Supporters of Alexei Navalny are lighting up the night. The imprisoned Russian dissident’s followers stepped outside their homes and shined their cellphone flashlights on Sunday. It was a display of unity, despite efforts by Russian authorities to douse the protests.
Navalny spent five months recovering in Germany from a nerve-agent poisoning. (See “Navalny Re-Arrested.”) Navalny blames his poisoning on the Kremlin. But the Russian government denies involvement and claims it has no evidence of Navalny’s poisoning.
Navalny has spent most of his adult life opposing the ongoing leadership of Vladimir Putin in Russia. He and his team believe his poisoning and his more recent arrest are tied to his growing popularity.
The team supporting the opposition leader announced a new protest format: shining cellphone flashlights. Over the weekend, Navalny’s supporters sent photos of small groups with lit-up cellphones in cities from Siberia to the Moscow region. It was unclear how many people participated overall.
No arrests were immediately reported. However, police detained nine people at a daytime demonstration in the city of Kazan. The activists were calling for the release of political prisoners.
The group says security guards at Moscow State University recorded the names of people leaving a dormitory to take part in a flashlight rally there.
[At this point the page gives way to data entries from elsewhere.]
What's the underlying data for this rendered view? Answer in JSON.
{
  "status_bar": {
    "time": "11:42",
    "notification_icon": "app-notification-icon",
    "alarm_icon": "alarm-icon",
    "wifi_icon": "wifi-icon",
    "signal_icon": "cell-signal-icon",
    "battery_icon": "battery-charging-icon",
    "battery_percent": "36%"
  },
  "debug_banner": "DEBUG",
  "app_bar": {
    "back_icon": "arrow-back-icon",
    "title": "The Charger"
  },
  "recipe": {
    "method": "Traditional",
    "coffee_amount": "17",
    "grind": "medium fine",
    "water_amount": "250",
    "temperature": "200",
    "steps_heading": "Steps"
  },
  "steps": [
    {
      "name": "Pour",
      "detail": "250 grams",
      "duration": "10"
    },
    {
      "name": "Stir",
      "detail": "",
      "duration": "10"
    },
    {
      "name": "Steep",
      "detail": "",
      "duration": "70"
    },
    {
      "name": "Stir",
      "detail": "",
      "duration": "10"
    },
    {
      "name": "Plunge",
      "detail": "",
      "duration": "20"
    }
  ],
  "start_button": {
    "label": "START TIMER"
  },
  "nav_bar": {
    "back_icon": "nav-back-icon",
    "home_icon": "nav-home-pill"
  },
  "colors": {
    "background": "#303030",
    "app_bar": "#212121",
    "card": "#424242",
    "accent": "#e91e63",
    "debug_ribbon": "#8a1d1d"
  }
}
Russian officials spent days trying to slander the protests. Officials accused Navalny’s allies of acting on NATO’s instructions. (NATO is an organization of allied European and North American countries.) Kremlin-backed TV channels claimed that flashlight rallies were part of major uprisings around the world. State news agencies cited unnamed sources as saying a terrorist group was plotting attacks during unapproved mass protests.
The suppression attempts represent a change of tactics for Russian authorities, who used to simply ignore Navalny.
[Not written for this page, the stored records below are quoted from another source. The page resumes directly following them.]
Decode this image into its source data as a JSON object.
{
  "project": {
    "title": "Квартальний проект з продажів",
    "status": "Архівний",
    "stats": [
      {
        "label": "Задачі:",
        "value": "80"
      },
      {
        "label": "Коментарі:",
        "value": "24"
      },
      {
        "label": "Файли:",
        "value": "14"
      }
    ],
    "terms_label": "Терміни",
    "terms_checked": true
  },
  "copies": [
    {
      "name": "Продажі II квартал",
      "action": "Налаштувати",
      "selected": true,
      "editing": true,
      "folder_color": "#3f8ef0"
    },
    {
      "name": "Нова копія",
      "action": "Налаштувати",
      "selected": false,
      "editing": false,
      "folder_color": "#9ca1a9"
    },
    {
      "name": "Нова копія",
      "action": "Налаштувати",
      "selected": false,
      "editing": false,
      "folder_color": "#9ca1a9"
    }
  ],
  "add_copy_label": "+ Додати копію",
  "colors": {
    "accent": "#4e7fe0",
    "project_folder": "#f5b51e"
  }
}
Weekend protests erupted in scores of Russian cities last month over Navalny’s detention. They represented the largest outpouring of popular discontent in years. The unrest appears to have rattled the Kremlin. Police reportedly arrested about 10,000 people. Many demonstrators were beaten, while state media sought to downplay the scale of the protests.
In recent days, official media coverage focused on the flashlights-in-courtyards protest, accusing Navalny ally Leonid Volkov of acting on instructions from his Western handlers.
“The Kremlin is awfully scared of the flashlight action,” because such a peaceful, light-hearted event allows the opposition to build a rapport with new supporters, Volkov says. “I saw many posts on social media [saying], ‘When Navalny’s headquarters announced the flashlight rally, I thought what nonsense . . . But when I saw the Kremlin’s reaction, I realized they were right to come up with it.’”
(People draw hearts with cellphone flashlights in support of jailed opposition leader Alexei Navalny and his wife Yulia Navalnaya in Moscow, Russia, on Sunday, February 14, 2021. AP/Pavel Golovkin)